You’re imagining underaged girls who are coerced, Intern Paul’s got this scenario with Navy buddies going, but I want to know – Have you asked him what it was like? Without judgment, just to listen and know what he experienced and what he thought about it? Is that even possible after your initial discussion?
I think you should ask him. There may be things about his story that weigh on you so much that you can’t let it go, and you can’t have a relationship with him. But you don’t know that until you can talk about it like adults in a way that admits the complexities of the world and of desire, and admits the agency and humanity of people who sell sex.

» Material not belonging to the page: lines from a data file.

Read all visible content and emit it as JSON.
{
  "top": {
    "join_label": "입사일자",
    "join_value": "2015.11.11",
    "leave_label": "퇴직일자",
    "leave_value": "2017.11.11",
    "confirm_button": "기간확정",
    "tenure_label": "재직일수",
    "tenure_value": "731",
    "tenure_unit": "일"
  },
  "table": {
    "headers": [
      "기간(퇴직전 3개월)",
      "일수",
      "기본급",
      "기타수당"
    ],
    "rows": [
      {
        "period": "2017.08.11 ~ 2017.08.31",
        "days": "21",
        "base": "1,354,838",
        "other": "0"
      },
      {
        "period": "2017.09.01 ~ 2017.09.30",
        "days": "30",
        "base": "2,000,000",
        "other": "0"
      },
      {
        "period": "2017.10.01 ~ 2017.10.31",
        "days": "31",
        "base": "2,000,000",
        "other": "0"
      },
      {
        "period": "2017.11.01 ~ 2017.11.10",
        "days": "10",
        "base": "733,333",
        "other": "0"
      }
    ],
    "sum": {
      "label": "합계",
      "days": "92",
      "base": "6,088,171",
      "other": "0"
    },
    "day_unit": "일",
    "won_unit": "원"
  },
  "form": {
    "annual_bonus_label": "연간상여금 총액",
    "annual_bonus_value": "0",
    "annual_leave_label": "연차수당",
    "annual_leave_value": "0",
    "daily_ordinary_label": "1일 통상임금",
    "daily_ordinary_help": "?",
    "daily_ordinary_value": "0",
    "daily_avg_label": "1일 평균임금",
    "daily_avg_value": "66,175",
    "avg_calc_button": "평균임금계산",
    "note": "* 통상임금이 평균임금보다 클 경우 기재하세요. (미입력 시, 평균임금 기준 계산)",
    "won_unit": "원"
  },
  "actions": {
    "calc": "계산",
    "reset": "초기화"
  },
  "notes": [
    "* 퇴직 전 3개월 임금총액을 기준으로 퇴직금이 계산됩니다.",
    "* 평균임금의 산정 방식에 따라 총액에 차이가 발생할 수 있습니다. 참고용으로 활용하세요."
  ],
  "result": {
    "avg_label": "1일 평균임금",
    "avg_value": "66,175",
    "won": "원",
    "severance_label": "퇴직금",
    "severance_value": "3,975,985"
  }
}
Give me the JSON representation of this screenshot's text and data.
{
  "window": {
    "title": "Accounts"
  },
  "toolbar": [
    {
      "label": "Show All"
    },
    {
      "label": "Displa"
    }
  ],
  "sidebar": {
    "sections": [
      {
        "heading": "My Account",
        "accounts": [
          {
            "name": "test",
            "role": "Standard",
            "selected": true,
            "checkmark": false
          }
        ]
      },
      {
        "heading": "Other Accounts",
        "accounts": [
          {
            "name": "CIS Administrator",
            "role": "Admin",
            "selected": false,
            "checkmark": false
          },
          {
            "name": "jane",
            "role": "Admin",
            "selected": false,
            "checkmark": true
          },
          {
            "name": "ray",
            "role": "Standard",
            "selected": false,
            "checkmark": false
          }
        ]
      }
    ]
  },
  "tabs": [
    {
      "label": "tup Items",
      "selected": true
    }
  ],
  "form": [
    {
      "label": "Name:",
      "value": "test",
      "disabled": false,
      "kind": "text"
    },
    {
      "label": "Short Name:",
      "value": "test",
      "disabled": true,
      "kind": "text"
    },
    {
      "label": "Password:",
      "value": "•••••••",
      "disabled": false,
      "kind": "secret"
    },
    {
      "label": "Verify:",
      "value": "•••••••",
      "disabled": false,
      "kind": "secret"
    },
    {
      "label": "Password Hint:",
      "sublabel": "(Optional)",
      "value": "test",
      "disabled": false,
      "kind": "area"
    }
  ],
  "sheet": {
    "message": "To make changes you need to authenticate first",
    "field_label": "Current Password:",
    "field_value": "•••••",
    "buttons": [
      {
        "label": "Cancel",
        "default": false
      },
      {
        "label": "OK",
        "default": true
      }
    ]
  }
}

You asked me “is a man who will buy sex from a woman…someone a feminist should think twice about getting with“? I don’t know the answer to that, and any blanket answer does exactly the kind of belittling of sex workers that you and I don’t want to do. There are plenty of times I’ve seen people who are miserable without sex and under the pressures from the Cult of Masculinity to have sex and thought “You should just hire someone and be happy.” Is that a simple, problem-free proposition? Hell no.
There is no Central Feminism Committee standing ready to audit you if you keep dating this guy. There’s just you and him and a room and the choices you make there. That’s all there ever is for anyone.
Edited to Add: I’m not trying to minimize the problems of human trafficking or underage prostitution (scroll down for the good stuff). I think we can take it for granted that those things are bad! I’m saying: Ask him what happened. I’m not saying prostitution is no big deal! I’m saying: Ask him what happened. I’m not saying keep dating someone if you find out unsavory things about his sexual past, like, whatever, at least you have a boyfriend! I’m saying: Ask him what happened. Because I think it’s better to deal with truth than speculation. Because it’s an opportunity to get a first person account of what that whole thing is like. Because he himself may have very complex feelings about it after the fact. Because prostitution is so widespread that there have to be a lot of men we know who have bought sex and not been honest about it, so it makes it almost impossible to have an honest conversation about the subject. Because there’s something problematic about the “Well, he’s just a young military guy on shore leave, of course he bought hookers!” attitude, but servicewomen can’t get access to reproductive health care or protection from sexual assault and maybe those two attitudes are linked, like, A LOT.
But the global and systemic become personal and specific when two human beings are in a room together, and it matters how you treat each other. So why not ask him about it? What do you lose by asking him?